**WORK INSTRUCTION**
Copy everything in the listing below word for word, apart from any images.

**********

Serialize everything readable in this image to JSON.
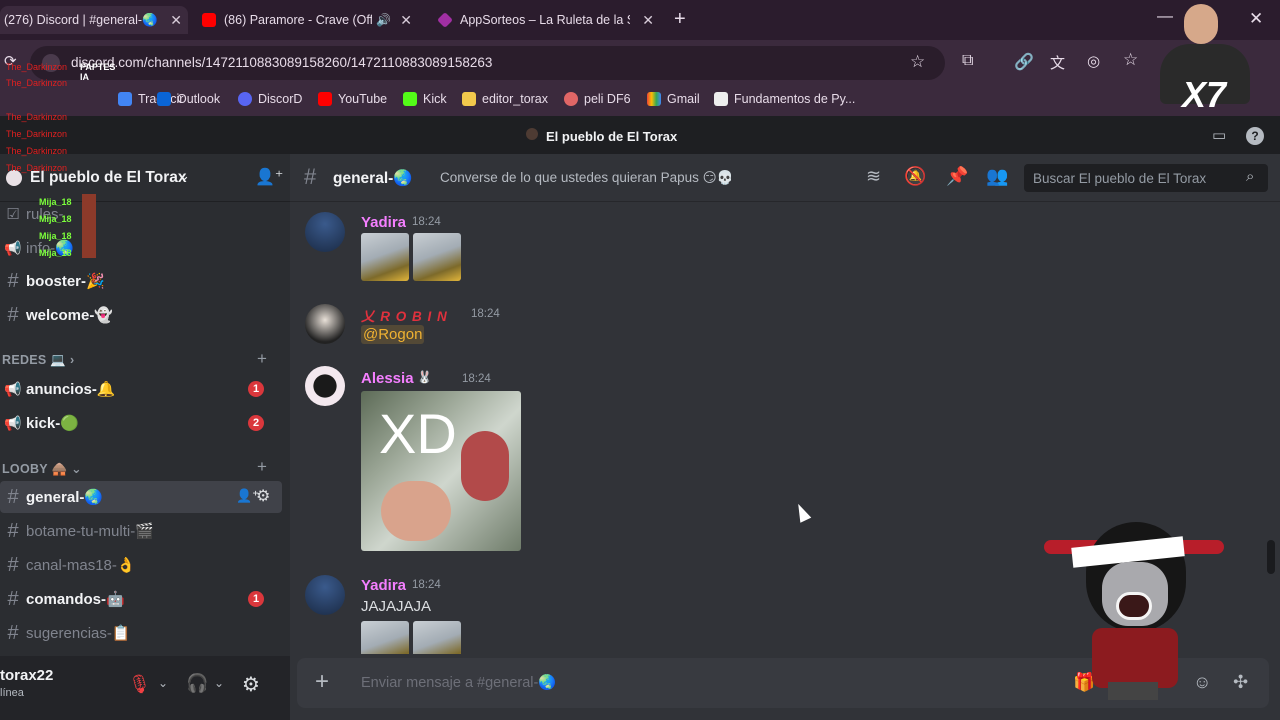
{
  "browser": {
    "tabs": [
      {
        "title": "(276) Discord | #general-🌏 | El p",
        "favicon_color": "#5865f2",
        "active": true
      },
      {
        "title": "(86) Paramore - Crave (Offic",
        "favicon_color": "#ff0000",
        "active": false
      },
      {
        "title": "AppSorteos – La Ruleta de la Su",
        "favicon_color": "#a12fa3",
        "active": false
      }
    ],
    "url": "discord.com/channels/1472110883089158260/1472110883089158263",
    "bookmarks": [
      "Traducir",
      "Outlook",
      "DiscorD",
      "YouTube",
      "Kick",
      "editor_torax",
      "peli DF6",
      "Gmail",
      "Fundamentos de Py..."
    ]
  },
  "overlay": {
    "title_label": "PAPTES IA",
    "darkinzon": "The_Darkinzon",
    "mija": "Mija_18",
    "streamer_badge": "X7"
  },
  "discord": {
    "server_title": "El pueblo de El Torax",
    "server_name": "El pueblo de El Torax",
    "channels_top": [
      {
        "name": "rules-",
        "type": "rules"
      },
      {
        "name": "info-🌏",
        "type": "announce"
      },
      {
        "name": "booster-🎉",
        "type": "text"
      },
      {
        "name": "welcome-👻",
        "type": "text"
      }
    ],
    "category_redes": "REDES 💻",
    "channels_redes": [
      {
        "name": "anuncios-🔔",
        "type": "announce",
        "badge": "1"
      },
      {
        "name": "kick-🟢",
        "type": "announce",
        "badge": "2"
      }
    ],
    "category_looby": "LOOBY 🛖",
    "channels_looby": [
      {
        "name": "general-🌏",
        "type": "text",
        "active": true
      },
      {
        "name": "botame-tu-multi-🎬",
        "type": "text",
        "muted": true
      },
      {
        "name": "canal-mas18-👌",
        "type": "thread",
        "muted": true
      },
      {
        "name": "comandos-🤖",
        "type": "text",
        "badge": "1"
      },
      {
        "name": "sugerencias-📋",
        "type": "text",
        "muted": true
      }
    ],
    "user": {
      "name": "torax22",
      "status": "línea"
    },
    "channel": {
      "name": "general-🌏",
      "topic": "Converse de lo que ustedes quieran Papus 😏💀"
    },
    "search_placeholder": "Buscar El pueblo de El Torax",
    "messages": [
      {
        "author": "Yadira",
        "time": "18:24",
        "color": "#f47fff",
        "text": ""
      },
      {
        "author": "乂 R O B I N",
        "time": "18:24",
        "color": "#e0313d",
        "text": "@Rogon"
      },
      {
        "author": "Alessia",
        "time": "18:24",
        "color": "#f47fff",
        "text": "",
        "image_caption": "XD"
      },
      {
        "author": "Yadira",
        "time": "18:24",
        "color": "#f47fff",
        "text": "JAJAJAJA"
      }
    ],
    "input_placeholder": "Enviar mensaje a #general-🌏"
  },
  "colors": {
    "accent": "#5865f2",
    "mention": "#f0b232",
    "badge": "#da373c"
  }
}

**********

**OUTPUT OF THE EXERCISE**
Serialize everything readable in this image to JSON.
{
  "browser": {
    "tabs": [
      {
        "title": "(276) Discord | #general-🌏 | El p",
        "favicon_color": "#5865f2",
        "active": true
      },
      {
        "title": "(86) Paramore - Crave (Offic",
        "favicon_color": "#ff0000",
        "active": false
      },
      {
        "title": "AppSorteos – La Ruleta de la Su",
        "favicon_color": "#a12fa3",
        "active": false
      }
    ],
    "url": "discord.com/channels/1472110883089158260/1472110883089158263",
    "bookmarks": [
      "Traducir",
      "Outlook",
      "DiscorD",
      "YouTube",
      "Kick",
      "editor_torax",
      "peli DF6",
      "Gmail",
      "Fundamentos de Py..."
    ]
  },
  "overlay": {
    "title_label": "PAPTES IA",
    "darkinzon": "The_Darkinzon",
    "mija": "Mija_18",
    "streamer_badge": "X7"
  },
  "discord": {
    "server_title": "El pueblo de El Torax",
    "server_name": "El pueblo de El Torax",
    "channels_top": [
      {
        "name": "rules-",
        "type": "rules"
      },
      {
        "name": "info-🌏",
        "type": "announce"
      },
      {
        "name": "booster-🎉",
        "type": "text"
      },
      {
        "name": "welcome-👻",
        "type": "text"
      }
    ],
    "category_redes": "REDES 💻",
    "channels_redes": [
      {
        "name": "anuncios-🔔",
        "type": "announce",
        "badge": "1"
      },
      {
        "name": "kick-🟢",
        "type": "announce",
        "badge": "2"
      }
    ],
    "category_looby": "LOOBY 🛖",
    "channels_looby": [
      {
        "name": "general-🌏",
        "type": "text",
        "active": true
      },
      {
        "name": "botame-tu-multi-🎬",
        "type": "text",
        "muted": true
      },
      {
        "name": "canal-mas18-👌",
        "type": "thread",
        "muted": true
      },
      {
        "name": "comandos-🤖",
        "type": "text",
        "badge": "1"
      },
      {
        "name": "sugerencias-📋",
        "type": "text",
        "muted": true
      }
    ],
    "user": {
      "name": "torax22",
      "status": "línea"
    },
    "channel": {
      "name": "general-🌏",
      "topic": "Converse de lo que ustedes quieran Papus 😏💀"
    },
    "search_placeholder": "Buscar El pueblo de El Torax",
    "messages": [
      {
        "author": "Yadira",
        "time": "18:24",
        "color": "#f47fff",
        "text": ""
      },
      {
        "author": "乂 R O B I N",
        "time": "18:24",
        "color": "#e0313d",
        "text": "@Rogon"
      },
      {
        "author": "Alessia",
        "time": "18:24",
        "color": "#f47fff",
        "text": "",
        "image_caption": "XD"
      },
      {
        "author": "Yadira",
        "time": "18:24",
        "color": "#f47fff",
        "text": "JAJAJAJA"
      }
    ],
    "input_placeholder": "Enviar mensaje a #general-🌏"
  },
  "colors": {
    "accent": "#5865f2",
    "mention": "#f0b232",
    "badge": "#da373c"
  }
}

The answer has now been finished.